Your new solo album reflects such a wide variety of styles and influences, whilst always being underpinned with a great rock’n’roll vibe. What prompted you to put it together at this time and where did you draw the inspiration from?
I wrote with the Dolls and Michael Monroe band and had some songs laying around that didn’t necessarily fit those bands. I realized that those songs were my music. I took it from there and started working on new stuff. At one point I got stuck with lyrics and asked Rich Jones from the Michael Monroe band if he could come up with something. We talked about what the songs would be about and he ran with it and came up with brilliant inspired lyrics.
Is it too early to have any thoughts for a follow up album?
No, probably a psychedelic country dub album.
You plan to tour the solo album initially in Finland – any plans to take that tour further afield?
Plans are to tour internationally next year.
Aside from the planned re-release of the magnificent Demolition 23 album, you have recently been recording demos for the next Michael Monroe album. How is that going and more importantly how is it sounding?
Rich Jones did the bulk of the writing for the next one, his creative tap burst wide open, he kept sending what seemed like a song a day for about a month, it was overwhelming! Brilliant stuff!
It’s going to be a great album.
How do you see the next 12 months shaping up for you as the world starts to regain some new form of normality (whatever that may look like) both in terms of touring and recording?
It’s all still fucked up, gigs are getting cancelled again. I’m really starting to hate this shit. Just keeping my fingers crossed to get back on the road again. Stopping after 40 years of touring can play a number on your nugen. Just trying to stay positive with it all.

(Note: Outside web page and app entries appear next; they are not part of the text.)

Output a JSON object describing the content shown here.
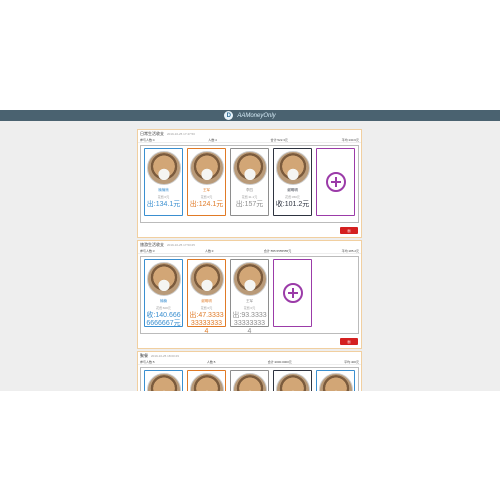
{
  "app": {
    "logo_letter": "D",
    "name": "AAMoneyOnly"
  },
  "panels": [
    {
      "title": "日常生活收支",
      "date": "2019-10-25 17:47:50",
      "info": [
        "参与人数:4",
        "人数:4",
        "合计:522.3元",
        "平均:130.6元"
      ],
      "cards": [
        {
          "name": "楠楠熊",
          "meta": "花费:0元",
          "amount": "出:134.1元",
          "color": "#3a8fd0"
        },
        {
          "name": "王军",
          "meta": "花费:0元",
          "amount": "出:124.1元",
          "color": "#e07a26"
        },
        {
          "name": "李四",
          "meta": "花费:11.1元",
          "amount": "出:157元",
          "color": "#8e8e8e"
        },
        {
          "name": "谢明明",
          "meta": "花费:360元",
          "amount": "收:101.2元",
          "color": "#2e3340"
        }
      ],
      "delete_label": "删"
    },
    {
      "title": "旅游生活收支",
      "date": "2019-10-25 17:53:25",
      "info": [
        "参与人数:3",
        "人数:3",
        "合计:555.5555555元",
        "平均:185.2元"
      ],
      "cards": [
        {
          "name": "楠楠",
          "meta": "花费:600元",
          "amount": "收:140.6666666667元",
          "color": "#3a8fd0"
        },
        {
          "name": "谢明明",
          "meta": "花费:0元",
          "amount": "出:47.3333333333334",
          "color": "#e07a26"
        },
        {
          "name": "王军",
          "meta": "花费:0元",
          "amount": "出:93.3333333333334",
          "color": "#8e8e8e"
        }
      ],
      "delete_label": "删"
    },
    {
      "title": "聚餐",
      "date": "2019-10-25 18:00:29",
      "info": [
        "参与人数:5",
        "人数:5",
        "合计:2000.0000元",
        "平均:400元"
      ],
      "cards": [
        {
          "name": "",
          "meta": "",
          "amount": "",
          "color": "#3a8fd0"
        },
        {
          "name": "",
          "meta": "",
          "amount": "",
          "color": "#e07a26"
        },
        {
          "name": "",
          "meta": "",
          "amount": "",
          "color": "#8e8e8e"
        },
        {
          "name": "",
          "meta": "",
          "amount": "",
          "color": "#2e3340"
        },
        {
          "name": "",
          "meta": "",
          "amount": "",
          "color": "#3a8fd0"
        }
      ]
    }
  ]
}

So there we have it, the world of rock’n’roll according to ace of bass Sami Yaffa. And I challenge you to come up with a finer album than this in 2021!
You can pre-order the album here.
All words and live pics by Ian Corbridge. You can find more of his writing at his author profile.